Regardless of your skill level, learning what settings you have at your disposal is important when it comes to getting great results. Knowing how and when to change settings is often the difference between good and great footage.
Once you get to editing it is often too late to re-shoot, so plan, test and explore the settings on your camera. Here is our guide to the 10 most important technical tips for shooting with your GoPro.
1. Choose the right resolution resolution?
The resolution effects the quality and size of the footage. However there are different frame rates available at different resolutions and the file size of your clips (and computer power required to edit them) changes as you increase the resolution. so, have a think about what you want to do as you will want to stick with one resolution for your entire film as it will make your life easier*.
This handy guide will help. For us, we usually shoot at 1080p as it gives us access to all three Field of View settings (see next page), but if we know we are only going to showing people on a computer, or uploading to Facebook or YouTube we go for 720p as it gives us access to the 120 frames/sec mode which helps when analysing moves.
*If you plan to mix footage with other devices like iPhones of DSLR’s, check what resolution they are shooting in too.
2. Choose the correct Field of View (FOV) for what your shooting
The GoPro allows you to select Narrow, Medium, Wide & Super View, …when shooting anything by closeup action the ‘normal’ view makes for a much less ‘GoPro’ look and feel to the shot especially when shooting lifestyle scenes.
This is also very helpful if you are in the water and the rider is not riding or making tricks right in front of you as it will reduce the chance of them being a small spec in the frame. However not all modes are available in all resolutions.
3. Get the best slow motion shots
You can slow a clip down in any video software, but if the frames aren’t there then you will lose quality and it will look fuzzy. If you know you want to use slow motion, make sure you have the frame rates maxed for the resolution you are shooting at.
This fantastic video from Waterlust shows and explains this very well*.
*We do not recommend using the WVGA setting for anything other than films to do not intend to ‘edit properly’ as although you get super slow-mo, the quality and size is not ideal.
4. A polariser is the best accessory you can buy
A polariser does 3 main things, cuts out glare (especially useful on water), saturates colours and improves skies. Ok, technically it does more than this, but lets keep this simple.
Polarisers cost from €20 – €200 and you do not have to buy the most expensive, but of course the better the quality the more your shot will be improved. You can find a huge selection of polarizers on Amazon and most GoPro accessories shops.
5. keep your lens clean and always carry a ‘dry object’
This may sound obvious, but how many of us have landed the trick, been super stoked to have it on camera only to realise that there is a giant drop of water on the lens.

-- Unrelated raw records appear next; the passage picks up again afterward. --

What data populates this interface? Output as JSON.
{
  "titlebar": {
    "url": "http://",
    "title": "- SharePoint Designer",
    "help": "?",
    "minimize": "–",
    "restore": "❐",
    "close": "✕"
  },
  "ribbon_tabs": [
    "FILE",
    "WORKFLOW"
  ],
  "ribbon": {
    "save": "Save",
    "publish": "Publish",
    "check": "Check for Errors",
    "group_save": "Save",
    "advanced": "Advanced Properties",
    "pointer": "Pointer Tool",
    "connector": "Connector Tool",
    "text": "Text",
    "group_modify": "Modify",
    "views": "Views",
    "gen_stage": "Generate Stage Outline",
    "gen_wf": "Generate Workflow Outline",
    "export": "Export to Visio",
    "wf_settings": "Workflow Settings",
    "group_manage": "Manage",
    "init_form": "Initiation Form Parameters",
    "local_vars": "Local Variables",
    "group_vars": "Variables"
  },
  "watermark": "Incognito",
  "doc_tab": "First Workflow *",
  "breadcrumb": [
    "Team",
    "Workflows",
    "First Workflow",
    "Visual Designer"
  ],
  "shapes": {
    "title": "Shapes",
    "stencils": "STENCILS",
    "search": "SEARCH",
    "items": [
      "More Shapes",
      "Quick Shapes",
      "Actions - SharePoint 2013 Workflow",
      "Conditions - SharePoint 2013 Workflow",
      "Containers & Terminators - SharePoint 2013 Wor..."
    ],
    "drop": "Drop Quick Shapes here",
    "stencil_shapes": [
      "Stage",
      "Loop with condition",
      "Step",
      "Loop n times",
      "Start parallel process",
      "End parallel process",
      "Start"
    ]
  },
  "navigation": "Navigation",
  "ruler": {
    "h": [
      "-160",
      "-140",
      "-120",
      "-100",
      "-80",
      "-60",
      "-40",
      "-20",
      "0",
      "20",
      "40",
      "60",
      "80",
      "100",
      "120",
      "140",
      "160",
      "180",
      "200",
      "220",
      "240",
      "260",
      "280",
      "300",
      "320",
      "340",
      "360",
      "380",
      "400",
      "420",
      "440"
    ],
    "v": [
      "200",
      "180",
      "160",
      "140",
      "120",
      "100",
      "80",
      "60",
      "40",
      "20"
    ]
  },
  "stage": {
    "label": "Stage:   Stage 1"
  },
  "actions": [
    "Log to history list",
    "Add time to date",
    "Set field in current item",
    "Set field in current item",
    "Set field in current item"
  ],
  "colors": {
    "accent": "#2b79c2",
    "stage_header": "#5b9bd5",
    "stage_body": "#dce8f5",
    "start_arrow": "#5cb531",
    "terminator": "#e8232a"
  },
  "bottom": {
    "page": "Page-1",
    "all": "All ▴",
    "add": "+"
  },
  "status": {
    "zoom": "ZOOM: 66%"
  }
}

Just because the GoPro goes in water, does not mean it HAS to go in the water. If you keep your lens clean and dry you will get much better shots, and for the person standing in the water this can be as simple as keeping a dry t-shirt around your neck of a small dry cloth under your hat.
6. Sunlight changes everything
Film and photography is nothing without light. It is the key element. Use it to your advantage as everything looks better in sunlight. If the sun goes behind a cloud for a moment, wait for it to come back before continuing to shoot and try and plan your shoot times.
7. The Golden Hours
They are called the golden hours because of the colour of the light and the fact that they are the perfect time to get the best shots. You want the sun in front or behind you in an ideal world, not over your head, and the best time for this is sunrise and sunset.
Get up early, or stay out late, but if you want the best colours and most amazing shots, these are the times to shoot.
8. White Balance is not a scary concept.
White Balance adjusts the overall colour tone of videos. This can be especially useful if you want to warm up your image a little due to overcast conditions (6500k) or add a better balance to very bright sunny days (5500k).
- 3000K (for use in warm light, eg. incandescent, sunrise/sunset)
- 5500K (for use in slightly cool light, eg. cool fluorescent, average daylight)
- 6500K (for use in cool light, eg. overcast conditions)
- Native (HERO4 Only) (Industry standardised optimised colour)
9. Framing is Very Important
Spend some time thinking about where your subject is in relation to the light and you. if the sun is behind you ask the rider to ride downwind of you so you have the sun shining onto them and you in-between. Shooting into the sun can make for great effects, but usually you want your subjects well lit so the order should be Sun > You > Them.
Also think about what your shot will look like, even without a screen on your GoPro, think about the frame and avoid just wildly waving the selfie stick in their direction and hoping for the best.
10. Mark/HiLight your clips with the settings button or hand signals.
It takes hours of footage to make a short film of a few minutes, and sorting through that footage can take a while. On the new GoPro’s you can press the ‘settings’ button while filming to ‘HiLight’ a point in the footage. Perfect after your subject has just landed the perfect trick or you want to remember a specific shot.
If you have an older GoPro, you can use hand signals, …a thumbs up in front of the camera held for 5 seconds will be very easy to find when scrubbing the footage.